Parking lots are places of brief, passing moments in our lives. We hurry to find the spot closest to our destination, and scurry away as fast as possible. Except for clandestine , anonymous meetings, these spaces are sterile and practical.
I arrived early by 5 minutes. Coming from minyan, from daily prayer, my favorite grocery would open at eight. Usually the interval of minutes would be occupied with glances at the New York Times; headlines, an article that would catch my interest, and of course, the obituaries. Why death notices? Am I that morbid ? I think not. My advancing age has led me to recognize the fragility and fleetingness of life so that I am reminded of how precious is the gift of each day.
This time I ignored the newspaper. I simply sat in the lot, situated along the Hudson river, and watched the the furrows of water flowing with life in the early morning sun.
The radio emitted the glorious tenor sounds of Guiseppe di Stefano, who had died the day before, singing with passionate restraint the hauntingly romantic strains of Puccini's La Boheme,"che gelina manina"-how cold is your hand.
It was a balmy March day, marking what I hoped would be the beginning of spring. Even the wind, which only a day earlier was bitingly cold, now blew with subtle warmth, embryonic in its message of warmer days to come.
The news. It was eight o'clock, time to make my way for a brief shopping errand. I looked forward to my cafe au lait, one of my few extravagances.
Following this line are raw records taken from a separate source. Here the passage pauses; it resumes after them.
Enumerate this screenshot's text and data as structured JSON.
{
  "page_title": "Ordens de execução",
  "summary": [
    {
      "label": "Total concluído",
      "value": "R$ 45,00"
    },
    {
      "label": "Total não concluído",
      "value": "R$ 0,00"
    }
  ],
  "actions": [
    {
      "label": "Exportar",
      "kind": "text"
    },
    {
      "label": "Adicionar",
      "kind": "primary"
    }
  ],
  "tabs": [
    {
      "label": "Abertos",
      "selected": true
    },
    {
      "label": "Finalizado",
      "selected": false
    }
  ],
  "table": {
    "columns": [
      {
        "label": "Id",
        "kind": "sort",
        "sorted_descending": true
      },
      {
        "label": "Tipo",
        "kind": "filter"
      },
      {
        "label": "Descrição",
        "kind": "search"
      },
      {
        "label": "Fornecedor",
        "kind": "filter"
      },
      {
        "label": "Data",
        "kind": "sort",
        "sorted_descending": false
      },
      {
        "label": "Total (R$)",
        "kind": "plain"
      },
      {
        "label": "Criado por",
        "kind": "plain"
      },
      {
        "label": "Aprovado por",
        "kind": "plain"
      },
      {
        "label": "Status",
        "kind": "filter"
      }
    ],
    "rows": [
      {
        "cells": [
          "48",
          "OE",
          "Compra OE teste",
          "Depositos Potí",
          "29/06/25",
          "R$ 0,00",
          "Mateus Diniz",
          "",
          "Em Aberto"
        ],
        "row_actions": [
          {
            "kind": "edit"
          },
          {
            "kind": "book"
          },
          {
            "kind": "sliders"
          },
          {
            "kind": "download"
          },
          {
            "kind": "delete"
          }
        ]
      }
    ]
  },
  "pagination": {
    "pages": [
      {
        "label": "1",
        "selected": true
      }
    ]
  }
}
As I walked, wind in my face, I waxed grateful for so much in so little time and in such a small space. An open parking lot became a shrine of gratefulness.